As I write this blog entry, I am still struggling with breastfeeding. It never occurred to me during my pregnancy that I could have issues in this area. I figured my milk supply would come in, my baby would latch, and we would be one happy family.
Jillian was placed on my breast within minutes after I gave birth to her. She latched on great. In fact, throughout my stay at the hospital, the nurses raved about how strong her latch was.
This left me confident. Probably overly confident.
Once I got home and started to settle into a routine, my milk supply came in. I thought everything was going well, even though nursing hurt. I just figured that was normal.
Fast forward to Jillian's 2nd week Pediatrician appointment. I was extremely disappointed to find out that she had not gained back her original birth weight. The pediatrician suggested we supplement with formula and that we go see a lactation consultant. The words formula rattled in my brain, and I associated that word with failure. I wasn't providing enough for my daughter. I cried all the way home.

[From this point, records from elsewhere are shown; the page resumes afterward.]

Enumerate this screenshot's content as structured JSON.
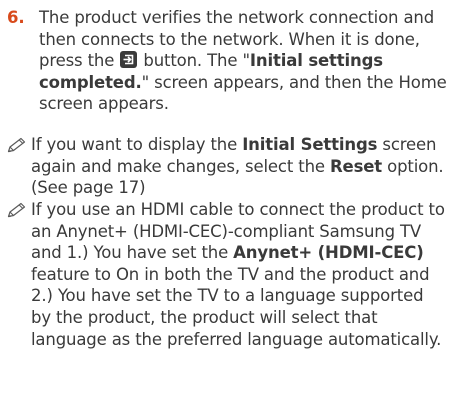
{
  "step": {
    "number": "6.",
    "text_a": "The product verifies the network connection and then connects to the network. When it is done, press the ",
    "icon": "enter-button-icon",
    "text_b": " button. The \"",
    "bold_a": "Initial settings completed.",
    "text_c": "\" screen appears, and then the Home screen appears."
  },
  "notes": [
    {
      "icon": "pencil-note-icon",
      "t1": "If you want to display the ",
      "b1": "Initial Settings",
      "t2": " screen again and make changes, select the ",
      "b2": "Reset",
      "t3": " option. (See page 17)"
    },
    {
      "icon": "pencil-note-icon",
      "t1": "If you use an HDMI cable to connect the product to an Anynet+ (HDMI-CEC)-compliant Samsung TV and 1.) You have set the ",
      "b1": "Anynet+ (HDMI-CEC)",
      "t2": " feature to On in both the TV and the product and 2.) You have set the TV to a language supported by the product, the product will select that language as the preferred language automatically."
    }
  ],
  "colors": {
    "step_number": "#d84a1b",
    "text": "#3a3a3a"
  }
}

I made an appointment with a Lactation Consultant (LC) for the next day. The LC weighed Jillian, then had me feed her on the breast, then weighed her again to ascertain exactly how much milk she was getting out of me. Jillian was barely getting an ounce off of each breast. She had a decent latch, but she would get tired at the breast and start to snack. Due to this snacking my milk supply suffered. The LC advised me to start pumping after each feeding to help increase my milk supply. I was also advised to feed Jillian every 3 hours. In the meantime I would still supplement with formula or breast milk from the pump.
You can imagine what sort of crazy schedule this was.
1) Breastfeeding Jillian - 40 minutes
2) Bottle feed her breast milk or Formula - 10 minutes
3) Pumping right after - 2o minutes
Then throw in a diaper change, and 2 - 15 minute burp sessions, and cleaning the pump accessories. Then repeat all of this every 3 hours.
I was able to handle this around the clock schedule for about a week before I lost it. My milk supply did increase, but not that much. I started to get so angry and resentful; feeding my baby became a *chore*. I was mad at myself. Why was my body failing me? All of these feelings were eating me up.
Now mix all of this in with baby blues and you have one wrecked new mom.
Poor Tim. My husband was the sounding board for much of my anger and my tears. Finally we both agreed that I would exclusively pump. This would allow Tim to feed Jillian during one of the midnight feedings, and allow me to rest. This worked for a while, but the pumping every 3 hours didn't allow me any freedom.
I felt like a prisoner to my pump. I couldn't leave the house for more than an hour, not to mention, I had to time my pumping schedule with Jillian's feeding schedule so I could actually pump.
We then made another adjustment to the pumping schedule. I am no longer pumping at night. I pump right before I go to bed (between 8 pm and 10 pm), and then right after Jillian's 2nd morning feeding (between 6 am and 8 am). During the day I supplement with 2 bottles of formula. This allows me to space out my pump schedule so I can a) get some sleep, and b) get things done during the day.
Right now Jillian gets 28 ounces of food a day. 2/3 of this is breast milk and 1/3 is formula.
I read this quote on someone's blog the other day and it made me smile:
"Remember formula won't kill your baby, and breast milk won't make them fly."
My breast feeding saga still continues, but I wanted to share my story in hopes that it could help someone out there struggling with the same thing. Formula is not evil. Repeat. Formula is not evil. I think ultimately a happy mom = a happy baby. It's hard to let go of the guilt, but it slowly goes away. I promise.
If I had any advice to give I would say:
1) Make small goals. If breastfeeding is challenging, tell yourself each morning that you just need to get through today.
2) Talk to a lactation consultant right away. The nurses at the hospital are not lactation consultants. Even if your baby is latching okay, talk to one anyway.
3) Invest in a great pump. I use the Madela Advanced Pump and Style.
4) Let your partner assist in the late night feedings.
5) Do your best ---- if you can't breastfeed, it's okay. Remember that. Tell yourself you are still a great mom, because you are. Go treat yourself to a pedicure or a new pair of shoes, and remember that your baby loves you no matter what.